Shifting Supply Chains: Foreign Direct Investment Likely to Expand in Southeast and South Asia in Response to Trade War
As the trade war between the United States and China has escalated, businesses operating in both countries are experiencing parallel pressure to rethink and adjust supply chains to remain competitive. Currently, Chinese imports to the USA worth $250 billion are facing levies that will extend to 25% by early 2019, while $110 billion of American goods are already facing duties between 5 to 10% in China. The implications of these trade tensions for Asia and the Pacific are analyzed in detail in ESCAP’s forthcoming Asia-Pacific Trade and Investment report, which will be released this December. One likely consequence we analyze is that it will spill over beyond exports and imports, and spark investment diversions from China and the USA to Southeast and South Asia as businesses attempt to mitigate tariffs on both sides of the Pacific. Such shifts in foreign direct investment (FDI) can be leveraged in both subregions to further stimulate inclusive and sustainable growth.
Enterprises beyond America and China have already reported significant headwinds from the tariffs. Some auto firms, including BMW and Tesla, plan to transfer the costs of the tariffs to consumers by raising the prices of their vehicles imported from the USA and sold in China. Other firms are developing contingency plans to relocate or reshore some or all production, which would significantly alter the direction of FDI flows in the coming years.
Production shifts may become an increasingly compelling business strategy to maintain competitive advantage as uncertainty grows amidst trade tensions. Anecdotal evidence collected by ESCAP confirms at least 31 manufacturing firms are seriously considering relocating or reshoring to trim exposure. Recent surveys of American and European businesses in China further illustrate the tariff war’s looming effects on future investments. Of 430 American firms surveyed, 61% reported that they would readjust their supply chains to source and/or assemble either outside of China or the USA, and 27% disclosed they were considering relocating outside of China or the USA. By comparison, of the 193 European firms surveyed, nearly 12% are considering moving production out of China and 5% are no longer sourcing inputs from the country. Large firms such as Harley Davidson and Kaymatics have already confirmed relocation to Southeast Asia. While Foxconn, an equipment manufacturer for Apple, Amazon, Microsoft and other brand name electronic companies, announced plans to reshore production to the USA.
While most firms are hesitant to act prematurely, they have nonetheless initiated a steady wave of official business-scouting missions to Malaysia, Myanmar, Thailand and Viet Nam. Of the American firms surveyed, 18.5% are exploring moving production to ASEAN, while 6.3% are considering South Asia. Both subregions are attractive destinations because of their low production costs and ability to accommodate large-scale shifts of production. Within ASEAN, Malaysia and Viet Nam have a competitive advantage compared to other countries in the subregion as both are party to the Comprehensive and Progressive Agreement for Trans-Pacific Partnership.

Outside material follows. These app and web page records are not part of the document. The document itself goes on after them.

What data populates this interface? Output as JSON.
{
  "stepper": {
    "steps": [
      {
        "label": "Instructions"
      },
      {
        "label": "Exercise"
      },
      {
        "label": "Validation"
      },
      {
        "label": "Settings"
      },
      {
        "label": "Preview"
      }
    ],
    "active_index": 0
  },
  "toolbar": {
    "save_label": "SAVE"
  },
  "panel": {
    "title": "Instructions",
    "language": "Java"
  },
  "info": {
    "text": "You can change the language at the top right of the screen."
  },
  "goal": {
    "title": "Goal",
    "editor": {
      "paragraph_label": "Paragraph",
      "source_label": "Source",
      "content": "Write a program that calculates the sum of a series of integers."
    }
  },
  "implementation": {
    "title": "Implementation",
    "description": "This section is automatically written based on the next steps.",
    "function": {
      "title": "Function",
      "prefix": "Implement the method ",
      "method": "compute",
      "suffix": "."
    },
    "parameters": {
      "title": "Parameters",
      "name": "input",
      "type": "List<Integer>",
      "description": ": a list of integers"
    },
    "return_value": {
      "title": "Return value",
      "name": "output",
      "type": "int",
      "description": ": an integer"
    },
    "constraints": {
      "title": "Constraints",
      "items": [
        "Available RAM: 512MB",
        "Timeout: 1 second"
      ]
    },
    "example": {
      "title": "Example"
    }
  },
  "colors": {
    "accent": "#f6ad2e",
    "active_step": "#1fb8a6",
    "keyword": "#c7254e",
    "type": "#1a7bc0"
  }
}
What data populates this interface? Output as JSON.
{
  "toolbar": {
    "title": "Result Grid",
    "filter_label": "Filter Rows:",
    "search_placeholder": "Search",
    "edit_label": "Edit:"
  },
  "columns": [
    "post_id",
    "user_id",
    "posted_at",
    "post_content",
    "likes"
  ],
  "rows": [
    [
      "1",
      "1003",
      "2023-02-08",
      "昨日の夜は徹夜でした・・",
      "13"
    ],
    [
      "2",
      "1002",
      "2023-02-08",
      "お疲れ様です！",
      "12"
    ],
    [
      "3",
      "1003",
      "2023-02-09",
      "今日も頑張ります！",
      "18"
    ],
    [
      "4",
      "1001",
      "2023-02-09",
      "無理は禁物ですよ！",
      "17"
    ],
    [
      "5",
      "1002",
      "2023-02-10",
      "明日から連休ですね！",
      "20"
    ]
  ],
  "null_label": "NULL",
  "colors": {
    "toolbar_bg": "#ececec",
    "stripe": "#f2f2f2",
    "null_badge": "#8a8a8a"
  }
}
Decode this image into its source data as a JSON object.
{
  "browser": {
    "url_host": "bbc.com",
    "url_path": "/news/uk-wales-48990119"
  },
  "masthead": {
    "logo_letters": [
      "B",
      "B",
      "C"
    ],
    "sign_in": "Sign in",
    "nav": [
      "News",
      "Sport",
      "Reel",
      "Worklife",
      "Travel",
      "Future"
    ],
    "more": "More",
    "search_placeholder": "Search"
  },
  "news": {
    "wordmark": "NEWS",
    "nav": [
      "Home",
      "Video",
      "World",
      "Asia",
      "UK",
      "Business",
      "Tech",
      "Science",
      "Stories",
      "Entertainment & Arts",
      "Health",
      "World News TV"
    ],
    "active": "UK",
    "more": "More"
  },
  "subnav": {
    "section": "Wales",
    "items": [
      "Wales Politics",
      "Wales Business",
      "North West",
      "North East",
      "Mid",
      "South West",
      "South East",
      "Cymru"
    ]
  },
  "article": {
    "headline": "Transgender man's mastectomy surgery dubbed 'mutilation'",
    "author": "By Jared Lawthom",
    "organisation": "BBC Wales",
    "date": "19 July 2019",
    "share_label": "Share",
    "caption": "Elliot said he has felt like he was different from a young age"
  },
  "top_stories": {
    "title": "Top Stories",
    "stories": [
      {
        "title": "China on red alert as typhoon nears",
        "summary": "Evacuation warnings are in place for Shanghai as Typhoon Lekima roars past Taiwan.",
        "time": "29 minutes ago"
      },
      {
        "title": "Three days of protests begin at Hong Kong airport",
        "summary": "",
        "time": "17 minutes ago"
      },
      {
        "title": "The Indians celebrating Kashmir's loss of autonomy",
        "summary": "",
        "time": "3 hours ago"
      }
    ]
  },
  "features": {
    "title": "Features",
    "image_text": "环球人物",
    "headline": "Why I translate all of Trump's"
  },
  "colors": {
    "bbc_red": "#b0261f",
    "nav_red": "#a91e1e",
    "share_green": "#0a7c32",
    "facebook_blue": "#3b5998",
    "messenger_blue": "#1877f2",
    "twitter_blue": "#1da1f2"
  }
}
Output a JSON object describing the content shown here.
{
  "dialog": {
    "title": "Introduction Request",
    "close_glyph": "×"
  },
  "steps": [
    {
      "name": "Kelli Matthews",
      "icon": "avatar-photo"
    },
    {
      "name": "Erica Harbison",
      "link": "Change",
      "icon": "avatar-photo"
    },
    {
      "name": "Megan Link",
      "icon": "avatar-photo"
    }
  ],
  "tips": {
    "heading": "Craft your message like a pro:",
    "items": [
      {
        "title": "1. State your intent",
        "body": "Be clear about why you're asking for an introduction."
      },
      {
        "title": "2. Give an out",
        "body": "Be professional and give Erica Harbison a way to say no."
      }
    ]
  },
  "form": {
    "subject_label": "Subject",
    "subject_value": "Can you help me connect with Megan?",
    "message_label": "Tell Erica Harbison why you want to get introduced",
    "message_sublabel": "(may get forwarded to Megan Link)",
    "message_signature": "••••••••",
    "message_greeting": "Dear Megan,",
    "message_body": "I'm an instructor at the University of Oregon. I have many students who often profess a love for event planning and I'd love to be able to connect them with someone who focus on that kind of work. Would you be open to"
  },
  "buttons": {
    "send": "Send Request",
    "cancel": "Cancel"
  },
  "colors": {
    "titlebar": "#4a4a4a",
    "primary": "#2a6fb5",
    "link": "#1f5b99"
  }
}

Relocation and reshoring are, however, not easy and require time – time to get the right staff, the right permits, the right location, and the right logistic and distribution networks in place. Moreover, China is not easily replaceable, boasting some of the best infrastructure, supply chain networks and engineering talent in Asia and the Pacific. As firms recalculate their Chinese supply chains, they are evaluating potential costs and benefits. For China, reshoring and relocation moves could hasten the upgrading of Chinese companies into middle- and high-range products.
A time lag between the relocation and reshoring moves of firms and their appearance in official FDI figures is of course to be expected. Moreover, the full effects on FDI from the trade war also depend on whether the USA imposes any additional tariffs and if so how China responds. In addition to increased tariffs from either side, there is a real possibility that the USA could extend tariffs to Southeast and South Asia. Tariff expansion could subsequently deter supply chain adjustments and related investment redirections to these subregions.
The dynamics of investment flows in Asia and the Pacific are changing, and the trade war provides new opportunities for countries in Southeast and South Asia to attract FDI, particularly in the manufacturing sector. Such investment flows could, in turn, also provide increased opportunities for small- and medium sized enterprises in these economies to integrate themselves into global value chains. However, in capitalizing on these opportunities, it is essential that host countries ensure that investments deliver sustainable benefits. Doing so critically depends on the ability of governments in the region to assess and evaluate the sustainability characteristics of FDI and to implement the appropriate investment policy and regulatory frameworks.
To this end, ESCAP is developing country-specific FDI sustainability indicators and has already developed a Handbook on FDI Policies to support member States in promoting and attracting sustainable FDI. It is hoped that policymakers in the region will utilize these resources to harness investment flows which generate the maximum sustainable development benefits for our region.
***To learn more about the trade war and other issues related to its impact on Asia and the Pacific, check back with ESCAP in December to download the Asia and Pacific Trade and Investment Report 2018.
Related SDGs: Goal 8: Decent work and economic growth, Goal 9: Industry, Innovation and Infrastructure, Goal 12: Sustainable Consumption and Production, Goal 17: Means of Implementation